NJSGA Celebrates Caddie Scholars and 72 years of Service
The Caddie Scholarship Foundation of the New Jersey State Golf Association celebrated its 72nd year when it hosted its annual Caddie Scholars Reception on June 27 at the Galloping Hill Golf Course in Kenilworth, home of the NJSGA.
The honored guests included 40 caddies and members of their families. The audience of more than 100 attendees included current and former caddie scholars, parents, friends, guest speakers, and administrators of the NJSGA.
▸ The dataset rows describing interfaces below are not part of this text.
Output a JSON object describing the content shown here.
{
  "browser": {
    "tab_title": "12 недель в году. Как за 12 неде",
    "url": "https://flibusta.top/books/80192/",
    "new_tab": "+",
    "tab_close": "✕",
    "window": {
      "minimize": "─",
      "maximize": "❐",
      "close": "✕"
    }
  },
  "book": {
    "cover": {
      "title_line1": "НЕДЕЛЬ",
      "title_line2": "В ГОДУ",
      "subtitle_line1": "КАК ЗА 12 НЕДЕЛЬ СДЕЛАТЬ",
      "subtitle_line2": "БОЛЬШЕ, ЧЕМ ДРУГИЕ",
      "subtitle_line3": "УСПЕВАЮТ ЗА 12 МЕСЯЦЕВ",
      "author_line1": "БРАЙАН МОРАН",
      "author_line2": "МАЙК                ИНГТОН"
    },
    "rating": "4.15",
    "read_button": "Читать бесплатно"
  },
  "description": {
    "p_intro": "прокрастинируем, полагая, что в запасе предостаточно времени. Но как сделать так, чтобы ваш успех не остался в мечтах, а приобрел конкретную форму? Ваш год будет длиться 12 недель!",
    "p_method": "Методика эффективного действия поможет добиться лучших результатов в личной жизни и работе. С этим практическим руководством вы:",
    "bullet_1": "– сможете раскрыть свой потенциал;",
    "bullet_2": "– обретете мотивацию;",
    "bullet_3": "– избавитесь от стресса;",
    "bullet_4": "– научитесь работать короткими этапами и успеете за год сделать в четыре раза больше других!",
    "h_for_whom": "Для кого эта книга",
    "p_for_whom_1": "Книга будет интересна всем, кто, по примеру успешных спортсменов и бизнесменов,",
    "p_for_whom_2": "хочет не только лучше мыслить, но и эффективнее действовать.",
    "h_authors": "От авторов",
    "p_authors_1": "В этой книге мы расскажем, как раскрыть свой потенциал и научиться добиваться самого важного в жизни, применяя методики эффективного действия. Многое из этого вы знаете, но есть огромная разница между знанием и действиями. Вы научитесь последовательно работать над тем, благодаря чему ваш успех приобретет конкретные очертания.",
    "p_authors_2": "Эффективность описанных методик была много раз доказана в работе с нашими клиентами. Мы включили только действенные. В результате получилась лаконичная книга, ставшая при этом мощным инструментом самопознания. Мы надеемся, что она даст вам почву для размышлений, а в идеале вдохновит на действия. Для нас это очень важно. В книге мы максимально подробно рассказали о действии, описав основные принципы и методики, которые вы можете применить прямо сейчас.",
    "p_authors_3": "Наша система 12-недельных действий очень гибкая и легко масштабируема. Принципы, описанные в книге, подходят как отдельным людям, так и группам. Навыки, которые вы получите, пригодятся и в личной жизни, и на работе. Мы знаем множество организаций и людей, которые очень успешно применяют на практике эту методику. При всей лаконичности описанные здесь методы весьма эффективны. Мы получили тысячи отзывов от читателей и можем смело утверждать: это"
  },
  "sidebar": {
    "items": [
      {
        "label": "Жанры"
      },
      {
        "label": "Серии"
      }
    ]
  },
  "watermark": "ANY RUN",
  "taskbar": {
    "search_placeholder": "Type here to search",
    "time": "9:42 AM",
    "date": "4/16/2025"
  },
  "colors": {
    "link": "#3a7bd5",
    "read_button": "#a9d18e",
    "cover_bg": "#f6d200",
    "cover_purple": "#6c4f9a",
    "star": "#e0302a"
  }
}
Guest speakers included CSF chairman Ben Del Vento, CSF Director Bill King, caddie scholars Jack Baker of Rockaway River (Universiy of Vermont, Class of 2023) and Victoria Carson of Roxiticus (Syracuse University, Class of 2020). CSF alumni Traver Davis and Mike McFadden also told of their experiences as caddie scholars.
Baker, an incoming freshman in the honors program at Vermont, is the first recipient of the Edward Batta Scholarship which awards him $10,000 in tuition for each of his four years in college. Baker was a varsity captain in football, basketball and golf and earned a school-record 12 varsity letters at Mountain Lakes High School. He was named Northwest Jersey Athletic Conference Scholar-Athlete of the Year for 2018-19, and will major in environmental science at Vermont.
"I'm honored to be the first recipient of the Ed Batta Scholarship. It means a lot to me and my family. I'm proud to be a caddie. It's something I've grown up with through my father (Rockaway River C.C. head professional Greg Baker). As a caddie, I've learned to work hard, be respectful and be personable," Baker said.
"I am a former Ouimet Caddie Scholar in Massachusetts. I've always given back to the NJSGA Caddie Scholarship Foundation and to have my son win the Ed Batta Scholarship shows how hard he has worked," said Greg Baker, who serves on the NJSGA CSF Board of Trustees and as a PGA advisor to the CSF.
Carson, a graduate of West Morris Central High School, is a senior at Syracuse in the Whitman School of Management. She is majoring in accounting and hopes to become a CPA. She currently is an intern at the accounting firm of Ernst and Young in New York City.
Del Vento stated that the Foundation is looking forward to celebrating its 75th anniversary in 2022, with hopes of attaining $20 million in donations. Since its inception in 1947, the CSF has raised nearly $15 million and benefited more than 3,000 caddie scholars in New Jersey.
In 2018-19, $644,000 was presented in tuition funds to 155 caddie scholars, representing 88 colleges and 42 golf clubs.
“Education is the most precious gift,” said Del Vento, himself a caddie scholar, law student and athlete at Rutgers University.
King emphasized the caddie scholars should be prepared to give back to the program.
“Carry on the tradition by passing the game along to a friend. Act as a mentor and enjoy the sport of golf. Be involved in your school, your community and act as a volunteer. Give back to the next generation and respect those who paved the way for you, especially parents and teachers,” King stated.
Davis, a former caddie at Rock Spring Club, plans to spearhead an effort to attract CSF alumni and work with them as a trustee.
McFadden told how CSF scholarships helped unburden his family as he and his two brothers, all caddie scholars at Essex Fells, attended college at the same time.